▸ WORK INSTRUCTION: If a line of the records holds the word "JSON", copy it out.

EXERCISE DATA Block Start

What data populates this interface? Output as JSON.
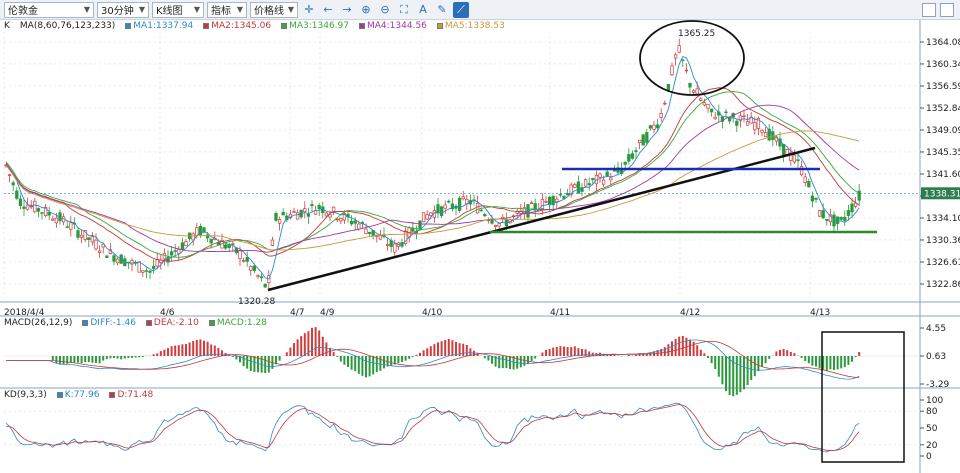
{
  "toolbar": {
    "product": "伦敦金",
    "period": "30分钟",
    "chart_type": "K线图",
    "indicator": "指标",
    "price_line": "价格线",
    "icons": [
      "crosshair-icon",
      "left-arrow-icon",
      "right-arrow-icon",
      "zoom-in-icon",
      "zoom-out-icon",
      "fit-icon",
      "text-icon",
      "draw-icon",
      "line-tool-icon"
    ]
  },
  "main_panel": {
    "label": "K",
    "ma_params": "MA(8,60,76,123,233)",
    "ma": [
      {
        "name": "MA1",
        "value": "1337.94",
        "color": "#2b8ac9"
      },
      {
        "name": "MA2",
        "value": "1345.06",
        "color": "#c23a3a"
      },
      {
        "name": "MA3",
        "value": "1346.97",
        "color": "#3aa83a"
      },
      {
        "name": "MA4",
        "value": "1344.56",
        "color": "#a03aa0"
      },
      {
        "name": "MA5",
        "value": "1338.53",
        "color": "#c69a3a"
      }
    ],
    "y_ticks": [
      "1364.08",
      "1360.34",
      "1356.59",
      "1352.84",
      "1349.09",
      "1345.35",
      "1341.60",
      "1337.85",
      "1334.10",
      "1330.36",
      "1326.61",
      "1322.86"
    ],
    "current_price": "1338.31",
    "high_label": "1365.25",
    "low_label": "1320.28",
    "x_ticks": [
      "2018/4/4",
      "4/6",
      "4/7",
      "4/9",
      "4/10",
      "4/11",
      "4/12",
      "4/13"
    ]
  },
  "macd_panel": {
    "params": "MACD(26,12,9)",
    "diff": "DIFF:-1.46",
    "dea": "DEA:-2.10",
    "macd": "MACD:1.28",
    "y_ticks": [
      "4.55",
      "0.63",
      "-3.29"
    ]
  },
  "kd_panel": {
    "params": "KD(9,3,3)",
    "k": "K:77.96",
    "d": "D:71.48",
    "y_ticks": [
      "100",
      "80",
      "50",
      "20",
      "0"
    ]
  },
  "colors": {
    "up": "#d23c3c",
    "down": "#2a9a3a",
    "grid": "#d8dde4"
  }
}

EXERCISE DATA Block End
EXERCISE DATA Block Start

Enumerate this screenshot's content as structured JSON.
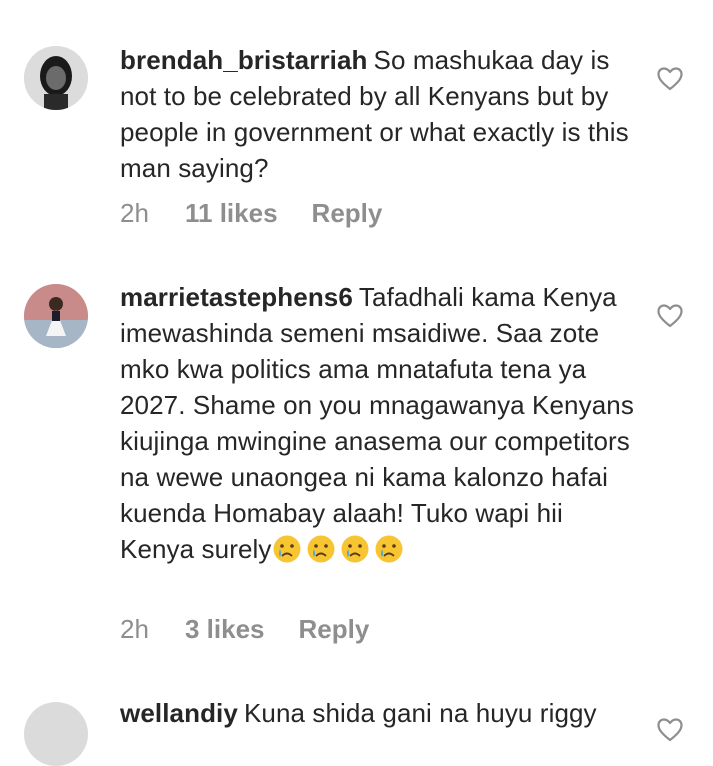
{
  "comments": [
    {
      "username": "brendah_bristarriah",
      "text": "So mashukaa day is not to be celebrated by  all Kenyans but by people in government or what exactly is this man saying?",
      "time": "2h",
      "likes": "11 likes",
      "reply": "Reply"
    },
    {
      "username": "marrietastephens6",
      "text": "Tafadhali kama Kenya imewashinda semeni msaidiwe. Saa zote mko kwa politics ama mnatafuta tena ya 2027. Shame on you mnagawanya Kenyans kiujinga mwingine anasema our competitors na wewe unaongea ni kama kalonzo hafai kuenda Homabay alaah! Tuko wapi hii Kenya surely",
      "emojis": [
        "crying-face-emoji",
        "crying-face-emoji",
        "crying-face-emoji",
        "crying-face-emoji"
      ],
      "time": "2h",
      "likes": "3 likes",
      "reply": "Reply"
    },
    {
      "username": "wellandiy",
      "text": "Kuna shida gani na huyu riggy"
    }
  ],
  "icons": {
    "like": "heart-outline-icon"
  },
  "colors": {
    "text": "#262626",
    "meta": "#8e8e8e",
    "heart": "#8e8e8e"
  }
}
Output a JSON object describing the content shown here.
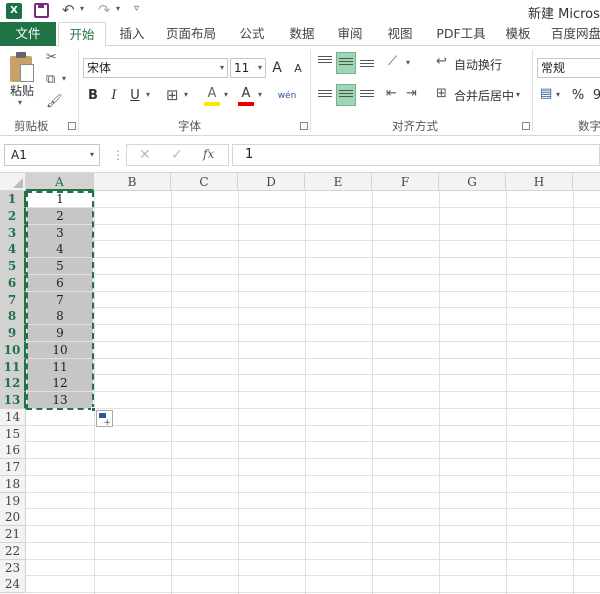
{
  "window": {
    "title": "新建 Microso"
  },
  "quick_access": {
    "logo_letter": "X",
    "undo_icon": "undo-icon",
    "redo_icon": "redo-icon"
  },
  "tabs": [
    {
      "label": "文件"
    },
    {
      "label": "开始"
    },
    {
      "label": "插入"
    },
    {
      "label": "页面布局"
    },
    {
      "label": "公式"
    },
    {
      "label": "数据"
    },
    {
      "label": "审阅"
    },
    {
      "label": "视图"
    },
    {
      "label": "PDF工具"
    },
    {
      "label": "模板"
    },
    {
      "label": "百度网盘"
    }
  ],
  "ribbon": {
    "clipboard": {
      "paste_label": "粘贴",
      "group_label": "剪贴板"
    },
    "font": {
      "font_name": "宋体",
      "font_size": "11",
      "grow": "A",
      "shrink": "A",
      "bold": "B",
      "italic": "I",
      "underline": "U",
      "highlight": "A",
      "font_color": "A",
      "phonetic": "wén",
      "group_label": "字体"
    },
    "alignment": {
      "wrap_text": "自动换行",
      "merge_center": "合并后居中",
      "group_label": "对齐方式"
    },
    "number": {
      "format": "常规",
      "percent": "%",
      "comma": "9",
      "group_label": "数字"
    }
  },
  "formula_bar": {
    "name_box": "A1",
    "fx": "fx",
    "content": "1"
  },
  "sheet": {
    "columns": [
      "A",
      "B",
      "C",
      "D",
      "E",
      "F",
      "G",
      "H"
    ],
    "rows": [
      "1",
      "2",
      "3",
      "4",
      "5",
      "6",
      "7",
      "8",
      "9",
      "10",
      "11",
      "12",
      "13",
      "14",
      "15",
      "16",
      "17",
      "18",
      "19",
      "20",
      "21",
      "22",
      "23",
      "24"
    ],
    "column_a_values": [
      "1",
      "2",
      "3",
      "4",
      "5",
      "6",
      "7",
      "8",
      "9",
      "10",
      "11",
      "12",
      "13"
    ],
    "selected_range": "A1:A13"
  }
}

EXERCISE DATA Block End

▸ WRITTEN SOLUTION:
What data populates this interface? Output as JSON.
Enumerate this screenshot's content as structured JSON.
Output a JSON object describing the content shown here.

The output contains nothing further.